Tuesday, March 6, 2012
So far the National Weather Service has confirmed 45 tornadoes from Friday’s outbreak; the SPC has 121 filtered tornado reports listed on their website as of March 6th. There is still a question as to the exact number of strong to violent tornadoes but the total will likely end up in the mid 20s. The strongest of these tornadoes is the Henryville, EF4.
While damage surveys are still on-going on reported tornado paths in parts of the Midwest and Deep South, the question has been thrown out: Was this the largest March tornado outbreak in U.S. history?
The answer, yes and no.
In recent memory March 9, 2006 was a significant severe weather day across the central plains. 54 total tornadoes touched down, 22 F2 rating or stronger. It is likely that the March 2nd, 2012 outbreak will top these numbers.

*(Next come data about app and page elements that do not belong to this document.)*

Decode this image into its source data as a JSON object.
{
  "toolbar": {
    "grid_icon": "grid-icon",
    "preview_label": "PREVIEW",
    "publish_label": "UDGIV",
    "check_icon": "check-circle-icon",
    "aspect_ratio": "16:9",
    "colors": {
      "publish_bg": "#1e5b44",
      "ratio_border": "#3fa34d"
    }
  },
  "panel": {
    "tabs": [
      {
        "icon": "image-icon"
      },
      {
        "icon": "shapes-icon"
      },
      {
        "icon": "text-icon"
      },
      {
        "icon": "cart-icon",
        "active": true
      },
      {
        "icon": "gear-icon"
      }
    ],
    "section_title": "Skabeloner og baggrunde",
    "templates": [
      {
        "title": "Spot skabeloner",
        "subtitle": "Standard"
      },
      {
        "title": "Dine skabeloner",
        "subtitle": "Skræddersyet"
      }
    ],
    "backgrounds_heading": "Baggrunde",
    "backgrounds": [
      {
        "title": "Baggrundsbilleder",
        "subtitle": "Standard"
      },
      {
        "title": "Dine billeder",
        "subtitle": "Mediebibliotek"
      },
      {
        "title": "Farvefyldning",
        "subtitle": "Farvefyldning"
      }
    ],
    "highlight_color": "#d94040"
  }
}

A likely bigger and more wide reaching event occurred on Palm Sunday 1920. The March 28th event spawned 38 significant (F2+) Tornadoes. Since weaker tornadoes were not as well documented in the early 20th century a total tornado count cannot be known. Simply based on the significant tornado count, it is not likely this most recent outbreak will top 1920.
The big question becomes….is there really more severe weather occurring or is out knowledge and awareness increasing to the point of catching every storm?
Over the past few decades storm reports have increased due to an increasing population density and undoubtedly storm chasers. Tornadoes are reported and recorded that simple would not have been seen 10 years ago without these eyes on the storm.
No matter what the exact numbers end up being, this was a devastating tornado outbreak and we wish a speedy recovery for those communities affected.
No that wasn’t hail you saw Sunday Afternoon. It’s called ‘Graupel’. It forms in very similar ways to hail in a thunderstorm but in a much colder environment.
One of the best things you can learn about the weather is: Warm air rises. I know it didn’t feel warm today, but our high of 36 is balmy compared to single digits just a few thousand feet above our heads. As this ‘warm’ at the surface rises, water droplets form. First creating clouds, then super cooled water droplets. The water droplets stay in a liquid form despite actually being colder than freezing. These super cooled water droplets collide with falling snowflakes and form the graupel you saw today!
So how do you tell the difference between hail and graupel?
-Hail forms during spring and summertime thunderstorms and is very hard. Like an ice cube.
-Graupel typically forms during heavy snow/wintery mixes and easily falls apart in your hand.